Output all of the lines below exactly, and leave out each image.

*** Begin section ***

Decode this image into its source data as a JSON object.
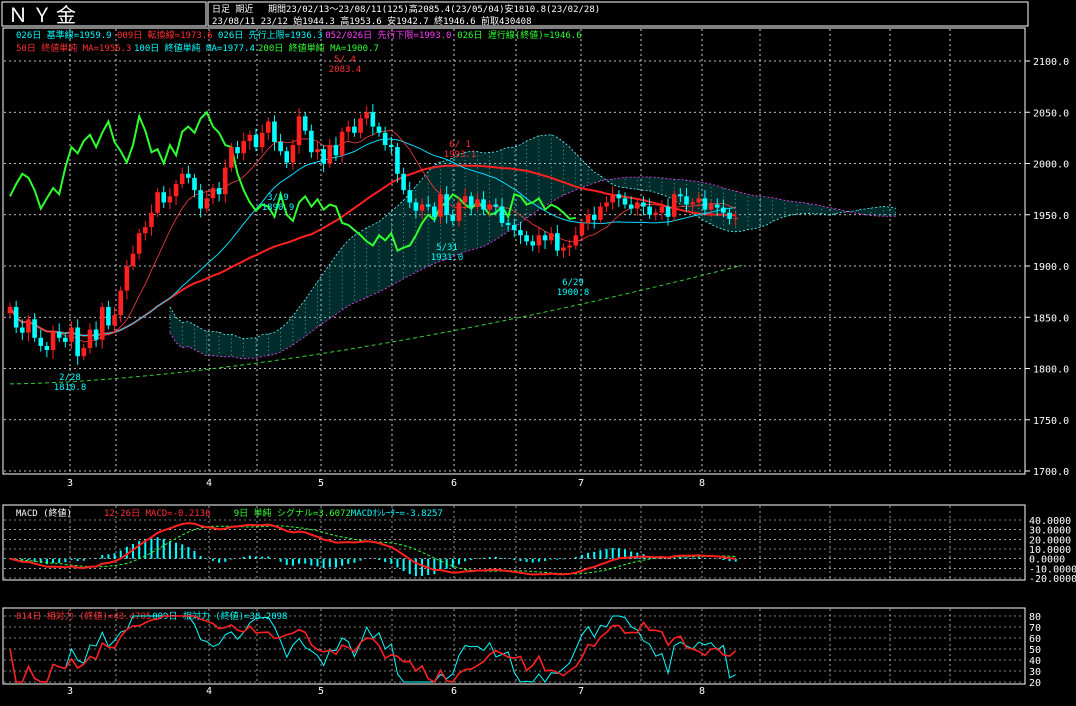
{
  "header": {
    "title": "ＮＹ金",
    "mode": "日足 期近",
    "period_line": "期間23/02/13～23/08/11(125)高2085.4(23/05/04)安1810.8(23/02/28)",
    "detail_line": "23/08/11 23/12 始1944.3 高1953.6 安1942.7 終1946.6 前取430408"
  },
  "legend": {
    "row1": [
      {
        "text": "026日 基準線=1959.9",
        "color": "#00ffff"
      },
      {
        "text": "009日 転換線=1973.6",
        "color": "#ff3030"
      },
      {
        "text": "026日 先行上限=1936.3",
        "color": "#00ffff"
      },
      {
        "text": "052/026日 先行下限=1993.0",
        "color": "#ff40ff"
      },
      {
        "text": "026日 遅行線(終値)=1946.6",
        "color": "#30ff30"
      }
    ],
    "row2": [
      {
        "text": "50日 終値単純 MA=1956.3",
        "color": "#ff3030"
      },
      {
        "text": "100日 終値単純 MA=1977.4",
        "color": "#00ffff"
      },
      {
        "text": "200日 終値単純 MA=1900.7",
        "color": "#30ff30"
      }
    ]
  },
  "macd_legend": {
    "title": "MACD (終値)",
    "items": [
      {
        "text": "12-26日 MACD=-0.2136",
        "color": "#ff3030"
      },
      {
        "text": "9日 単純 シグナル=3.6072",
        "color": "#30ff30"
      },
      {
        "text": "MACDｵｼﾚｰﾀｰ=-3.8257",
        "color": "#00ffff"
      }
    ]
  },
  "rsi_legend": {
    "items": [
      {
        "text": "014日 相対力 (終値)=43.4705",
        "color": "#ff3030"
      },
      {
        "text": "009日 相対力 (終値)=38.2098",
        "color": "#00ffff"
      }
    ]
  },
  "chart_data": [
    {
      "type": "candlestick",
      "title": "ＮＹ金 日足",
      "y_ticks": [
        "2100.0",
        "2050.0",
        "2000.0",
        "1950.0",
        "1900.0",
        "1850.0",
        "1800.0",
        "1750.0",
        "1700.0"
      ],
      "ylim": [
        1700,
        2100
      ],
      "x_tick_labels": [
        "3",
        "4",
        "5",
        "6",
        "7",
        "8"
      ],
      "annotations": [
        {
          "label": "5/ 4",
          "value": "2083.4",
          "color": "#ff3030"
        },
        {
          "label": "3/19",
          "value": "1890.9",
          "color": "#00ffff"
        },
        {
          "label": "5/31",
          "value": "1931.0",
          "color": "#00ffff"
        },
        {
          "label": "6/ 1",
          "value": "1993.1",
          "color": "#ff3030"
        },
        {
          "label": "6/29",
          "value": "1900.8",
          "color": "#00ffff"
        },
        {
          "label": "2/28",
          "value": "1810.8",
          "color": "#00ffff"
        }
      ],
      "closes": [
        1860,
        1840,
        1835,
        1848,
        1830,
        1822,
        1818,
        1836,
        1830,
        1826,
        1840,
        1812,
        1820,
        1838,
        1828,
        1860,
        1842,
        1852,
        1876,
        1900,
        1912,
        1932,
        1938,
        1952,
        1972,
        1962,
        1968,
        1980,
        1990,
        1986,
        1974,
        1956,
        1966,
        1976,
        1970,
        1996,
        2016,
        2010,
        2022,
        2028,
        2016,
        2030,
        2041,
        2021,
        2012,
        2001,
        2018,
        2046,
        2032,
        2011,
        2014,
        2000,
        2018,
        2008,
        2031,
        2036,
        2030,
        2044,
        2050,
        2036,
        2030,
        2018,
        2016,
        1990,
        1974,
        1962,
        1954,
        1960,
        1958,
        1948,
        1970,
        1950,
        1944,
        1962,
        1968,
        1958,
        1965,
        1955,
        1960,
        1958,
        1942,
        1940,
        1935,
        1930,
        1924,
        1920,
        1930,
        1925,
        1932,
        1915,
        1918,
        1920,
        1930,
        1942,
        1950,
        1945,
        1958,
        1962,
        1970,
        1966,
        1960,
        1956,
        1962,
        1958,
        1950,
        1952,
        1958,
        1948,
        1970,
        1968,
        1960,
        1962,
        1966,
        1955,
        1960,
        1957,
        1952,
        1946,
        1947
      ],
      "ma50_end": 1956.3,
      "ma200_end": 1900.7
    },
    {
      "type": "line",
      "title": "MACD (終値)",
      "y_ticks": [
        "40.0000",
        "30.0000",
        "20.0000",
        "10.0000",
        "0.0000",
        "-10.0000",
        "-20.0000"
      ],
      "ylim": [
        -20,
        40
      ],
      "series": [
        {
          "name": "12-26日 MACD",
          "color": "#ff3030",
          "last": -0.2136
        },
        {
          "name": "9日 単純 シグナル",
          "color": "#30ff30",
          "last": 3.6072
        },
        {
          "name": "MACDｵｼﾚｰﾀｰ",
          "color": "#00ffff",
          "last": -3.8257
        }
      ]
    },
    {
      "type": "line",
      "title": "相対力",
      "y_ticks": [
        "80",
        "70",
        "60",
        "50",
        "40",
        "30",
        "20"
      ],
      "ylim": [
        20,
        80
      ],
      "series": [
        {
          "name": "014日 相対力 (終値)",
          "color": "#ff3030",
          "last": 43.4705
        },
        {
          "name": "009日 相対力 (終値)",
          "color": "#00ffff",
          "last": 38.2098
        }
      ]
    }
  ]
}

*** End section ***

[Task result]
Decode this image into its source data as a JSON object.
{
  "header": {
    "title": "ＮＹ金",
    "mode": "日足 期近",
    "period_line": "期間23/02/13～23/08/11(125)高2085.4(23/05/04)安1810.8(23/02/28)",
    "detail_line": "23/08/11 23/12 始1944.3 高1953.6 安1942.7 終1946.6 前取430408"
  },
  "legend": {
    "row1": [
      {
        "text": "026日 基準線=1959.9",
        "color": "#00ffff"
      },
      {
        "text": "009日 転換線=1973.6",
        "color": "#ff3030"
      },
      {
        "text": "026日 先行上限=1936.3",
        "color": "#00ffff"
      },
      {
        "text": "052/026日 先行下限=1993.0",
        "color": "#ff40ff"
      },
      {
        "text": "026日 遅行線(終値)=1946.6",
        "color": "#30ff30"
      }
    ],
    "row2": [
      {
        "text": "50日 終値単純 MA=1956.3",
        "color": "#ff3030"
      },
      {
        "text": "100日 終値単純 MA=1977.4",
        "color": "#00ffff"
      },
      {
        "text": "200日 終値単純 MA=1900.7",
        "color": "#30ff30"
      }
    ]
  },
  "macd_legend": {
    "title": "MACD (終値)",
    "items": [
      {
        "text": "12-26日 MACD=-0.2136",
        "color": "#ff3030"
      },
      {
        "text": "9日 単純 シグナル=3.6072",
        "color": "#30ff30"
      },
      {
        "text": "MACDｵｼﾚｰﾀｰ=-3.8257",
        "color": "#00ffff"
      }
    ]
  },
  "rsi_legend": {
    "items": [
      {
        "text": "014日 相対力 (終値)=43.4705",
        "color": "#ff3030"
      },
      {
        "text": "009日 相対力 (終値)=38.2098",
        "color": "#00ffff"
      }
    ]
  },
  "chart_data": [
    {
      "type": "candlestick",
      "title": "ＮＹ金 日足",
      "y_ticks": [
        "2100.0",
        "2050.0",
        "2000.0",
        "1950.0",
        "1900.0",
        "1850.0",
        "1800.0",
        "1750.0",
        "1700.0"
      ],
      "ylim": [
        1700,
        2100
      ],
      "x_tick_labels": [
        "3",
        "4",
        "5",
        "6",
        "7",
        "8"
      ],
      "annotations": [
        {
          "label": "5/ 4",
          "value": "2083.4",
          "color": "#ff3030"
        },
        {
          "label": "3/19",
          "value": "1890.9",
          "color": "#00ffff"
        },
        {
          "label": "5/31",
          "value": "1931.0",
          "color": "#00ffff"
        },
        {
          "label": "6/ 1",
          "value": "1993.1",
          "color": "#ff3030"
        },
        {
          "label": "6/29",
          "value": "1900.8",
          "color": "#00ffff"
        },
        {
          "label": "2/28",
          "value": "1810.8",
          "color": "#00ffff"
        }
      ],
      "closes": [
        1860,
        1840,
        1835,
        1848,
        1830,
        1822,
        1818,
        1836,
        1830,
        1826,
        1840,
        1812,
        1820,
        1838,
        1828,
        1860,
        1842,
        1852,
        1876,
        1900,
        1912,
        1932,
        1938,
        1952,
        1972,
        1962,
        1968,
        1980,
        1990,
        1986,
        1974,
        1956,
        1966,
        1976,
        1970,
        1996,
        2016,
        2010,
        2022,
        2028,
        2016,
        2030,
        2041,
        2021,
        2012,
        2001,
        2018,
        2046,
        2032,
        2011,
        2014,
        2000,
        2018,
        2008,
        2031,
        2036,
        2030,
        2044,
        2050,
        2036,
        2030,
        2018,
        2016,
        1990,
        1974,
        1962,
        1954,
        1960,
        1958,
        1948,
        1970,
        1950,
        1944,
        1962,
        1968,
        1958,
        1965,
        1955,
        1960,
        1958,
        1942,
        1940,
        1935,
        1930,
        1924,
        1920,
        1930,
        1925,
        1932,
        1915,
        1918,
        1920,
        1930,
        1942,
        1950,
        1945,
        1958,
        1962,
        1970,
        1966,
        1960,
        1956,
        1962,
        1958,
        1950,
        1952,
        1958,
        1948,
        1970,
        1968,
        1960,
        1962,
        1966,
        1955,
        1960,
        1957,
        1952,
        1946,
        1947
      ],
      "ma50_end": 1956.3,
      "ma200_end": 1900.7
    },
    {
      "type": "line",
      "title": "MACD (終値)",
      "y_ticks": [
        "40.0000",
        "30.0000",
        "20.0000",
        "10.0000",
        "0.0000",
        "-10.0000",
        "-20.0000"
      ],
      "ylim": [
        -20,
        40
      ],
      "series": [
        {
          "name": "12-26日 MACD",
          "color": "#ff3030",
          "last": -0.2136
        },
        {
          "name": "9日 単純 シグナル",
          "color": "#30ff30",
          "last": 3.6072
        },
        {
          "name": "MACDｵｼﾚｰﾀｰ",
          "color": "#00ffff",
          "last": -3.8257
        }
      ]
    },
    {
      "type": "line",
      "title": "相対力",
      "y_ticks": [
        "80",
        "70",
        "60",
        "50",
        "40",
        "30",
        "20"
      ],
      "ylim": [
        20,
        80
      ],
      "series": [
        {
          "name": "014日 相対力 (終値)",
          "color": "#ff3030",
          "last": 43.4705
        },
        {
          "name": "009日 相対力 (終値)",
          "color": "#00ffff",
          "last": 38.2098
        }
      ]
    }
  ]
}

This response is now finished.